When we asked Ethan Wayne back in 2007 to name his favorite of his famous father’s movies, he didn’t hesitate: “For me,” he said, “it’s Big Jake (1971), just because I was in it, my brother [Patrick Wayne] was in it, my other brother [Michael Wayne] produced it — and it gave me a chance to work with my dad.” Ethan played The Duke’s kidnapped grandson in the western drama, a gritty action flick directed by George Sherman that also featured Maureen O’Hara, Wayne’s longtime friend and frequent co-star, in a supporting role. “The crew that was on that movie, from the stuntmen and the caterers, they were all guys I grew up with,” Ethan Wayne recalled. “They were like my uncles. And the best thing about it was, I was there for just three weeks out of the filming — I was there for the entire filming. And it was the most fun a kid could have.”
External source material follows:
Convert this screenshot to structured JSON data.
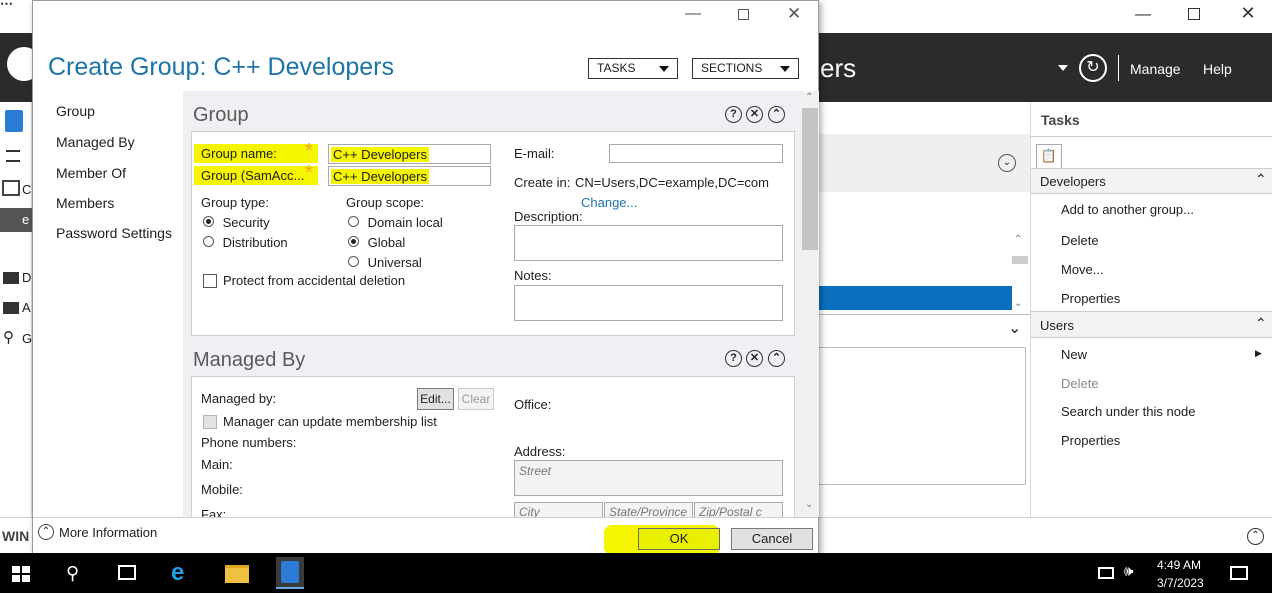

On Jan. 22, 1901, legendary gunfighter J.B. Books (John Wayne) rides into Carson City, where a local doctor (James Stewart) confirms his worst fears: “You have a cancer. Advanced.” At the time of its release, The Shootist (1976) discomforted many fans who couldn’t help viewing it as an unwelcome reminder of The Duke’s real-life battles with “The Big C.” But now, decades after Wayne’s passing, this underrated western can be better appreciated as a respectful elegy for a Hollywood professional of tremendous dignity and stature. (A nice touch: The opening credits are flashed over clips from many of Wayne’s earlier westerns.) One might argue the film isn’t quite equal to the man it honors — but there’s no denying The Shootist allows Wayne one of his few opportunities to play a character who frankly expresses a fear of his own mortality (“I'm a dying man, a-scared of the dark!”) even while remaining true to his personal code: “I won’t be wronged. I won’t be insulted. I won’t be laid a hand on. I don’t do these things to other people, and I require the same from them.” Directed by Don Siegel, The Shootist is deeply moving as it symbolically ends an era of history and literally ends a historic screen career.